PROBLEM STATEMENT => What is needed is an exact copy of the records below, without the pictures.

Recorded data
◆ ◆ ◆ ◆
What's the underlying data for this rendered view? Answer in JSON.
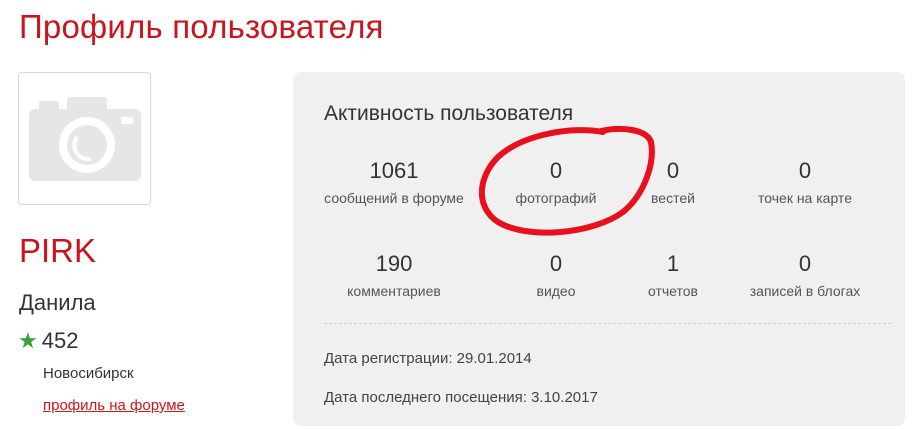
{
  "page": {
    "title": "Профиль пользователя"
  },
  "profile": {
    "username": "PIRK",
    "real_name": "Данила",
    "rating": "452",
    "city": "Новосибирск",
    "forum_link": "профиль на форуме",
    "avatar_icon": "camera-placeholder-icon",
    "rating_icon": "star-icon",
    "rating_icon_color": "#3aa23a"
  },
  "activity": {
    "title": "Активность пользователя",
    "stats": [
      {
        "value": "1061",
        "label": "сообщений в форуме"
      },
      {
        "value": "0",
        "label": "фотографий"
      },
      {
        "value": "0",
        "label": "вестей"
      },
      {
        "value": "0",
        "label": "точек на карте"
      },
      {
        "value": "190",
        "label": "комментариев"
      },
      {
        "value": "0",
        "label": "видео"
      },
      {
        "value": "1",
        "label": "отчетов"
      },
      {
        "value": "0",
        "label": "записей в блогах"
      }
    ],
    "registration": "Дата регистрации: 29.01.2014",
    "last_visit": "Дата последнего посещения: 3.10.2017"
  },
  "colors": {
    "accent": "#c8161d",
    "card_background": "#f0f0f0",
    "annotation": "#e8101a"
  }
}
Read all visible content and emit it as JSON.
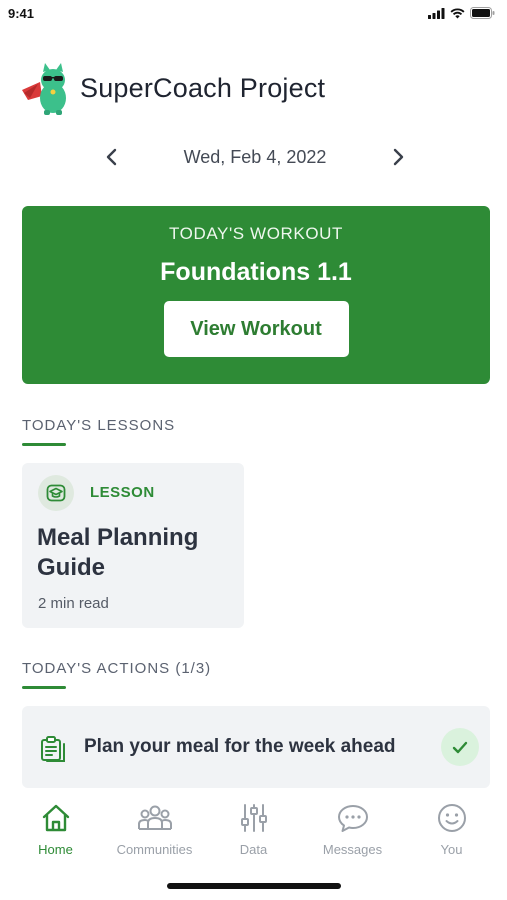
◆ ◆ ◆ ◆
REPLY TO THE EXERCISE =>
What's the underlying data for this rendered view? Answer in JSON.
{
  "page": {
    "title": "Профиль пользователя"
  },
  "profile": {
    "username": "PIRK",
    "real_name": "Данила",
    "rating": "452",
    "city": "Новосибирск",
    "forum_link": "профиль на форуме",
    "avatar_icon": "camera-placeholder-icon",
    "rating_icon": "star-icon",
    "rating_icon_color": "#3aa23a"
  },
  "activity": {
    "title": "Активность пользователя",
    "stats": [
      {
        "value": "1061",
        "label": "сообщений в форуме"
      },
      {
        "value": "0",
        "label": "фотографий"
      },
      {
        "value": "0",
        "label": "вестей"
      },
      {
        "value": "0",
        "label": "точек на карте"
      },
      {
        "value": "190",
        "label": "комментариев"
      },
      {
        "value": "0",
        "label": "видео"
      },
      {
        "value": "1",
        "label": "отчетов"
      },
      {
        "value": "0",
        "label": "записей в блогах"
      }
    ],
    "registration": "Дата регистрации: 29.01.2014",
    "last_visit": "Дата последнего посещения: 3.10.2017"
  },
  "colors": {
    "accent": "#c8161d",
    "card_background": "#f0f0f0",
    "annotation": "#e8101a"
  }
}
Read all visible content and emit it as JSON.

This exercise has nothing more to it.